Read More →

Attractive pay, strong club culture way forward: Bhutia

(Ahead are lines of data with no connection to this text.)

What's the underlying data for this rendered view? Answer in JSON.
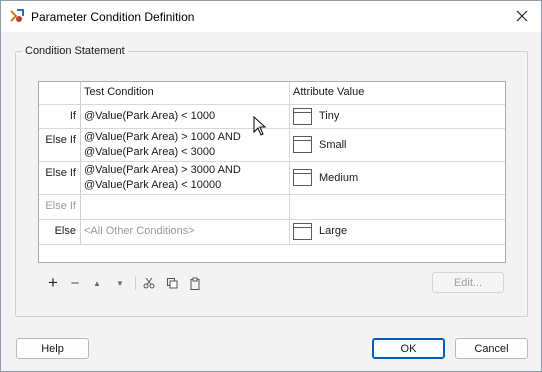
{
  "window": {
    "title": "Parameter Condition Definition"
  },
  "group": {
    "label": "Condition Statement"
  },
  "table": {
    "headers": {
      "condition": "Test Condition",
      "attribute": "Attribute Value"
    },
    "rows": [
      {
        "keyword": "If",
        "lines": [
          "@Value(Park Area) < 1000"
        ],
        "value": "Tiny"
      },
      {
        "keyword": "Else If",
        "lines": [
          "@Value(Park Area) > 1000 AND",
          "@Value(Park Area) < 3000"
        ],
        "value": "Small"
      },
      {
        "keyword": "Else If",
        "lines": [
          "@Value(Park Area) > 3000 AND",
          "@Value(Park Area) < 10000"
        ],
        "value": "Medium"
      },
      {
        "keyword": "Else If",
        "lines": [
          ""
        ],
        "value": ""
      },
      {
        "keyword": "Else",
        "lines": [
          "<All Other Conditions>"
        ],
        "value": "Large"
      }
    ]
  },
  "toolbar": {
    "add": "+",
    "remove": "−",
    "up": "▲",
    "down": "▼",
    "edit_label": "Edit..."
  },
  "buttons": {
    "help": "Help",
    "ok": "OK",
    "cancel": "Cancel"
  }
}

first_imgHyderabad, Dec 26 (PTI) Former Indian football captain Bhaichung Bhutia feels strengthening club culture and providing attractive pay will encourage more people to take sports as a profession in the country.Cricket icon Sachin Tendulkar had last week raised the issue of financial security of athletes, saying it is often a challenge when any person decides to focus on sports alone as their career.Bhutia agreeing to the batting maestro said financial security is definitely a factor while choosing a career but also pointed out that things have improved with the advent of professional leagues in different sports disciplines.This trend, along with the long standing football culture, has provided sportspersons with more opportunities to earn a decent living.”I guess the club structure in any sport has to be strong. Incentive for sportspersons when they do well at state and national levels has to be good. And corporates have to come up (in a bigger way) and sponsor”, Bhutia told PTI.He said that more than health insurance, it is good pay that will attract people to take up sports as a career.Bhutia also emphasised on the importance of having health insurance for national-level athletes.It is really good if sportspersons are covered under health insurance. But more importantly, one should have good club structure, which offers attractive professional contracts to players, the 41-year-old said. PTI RS NRB APA APAlast_img read more

Read More →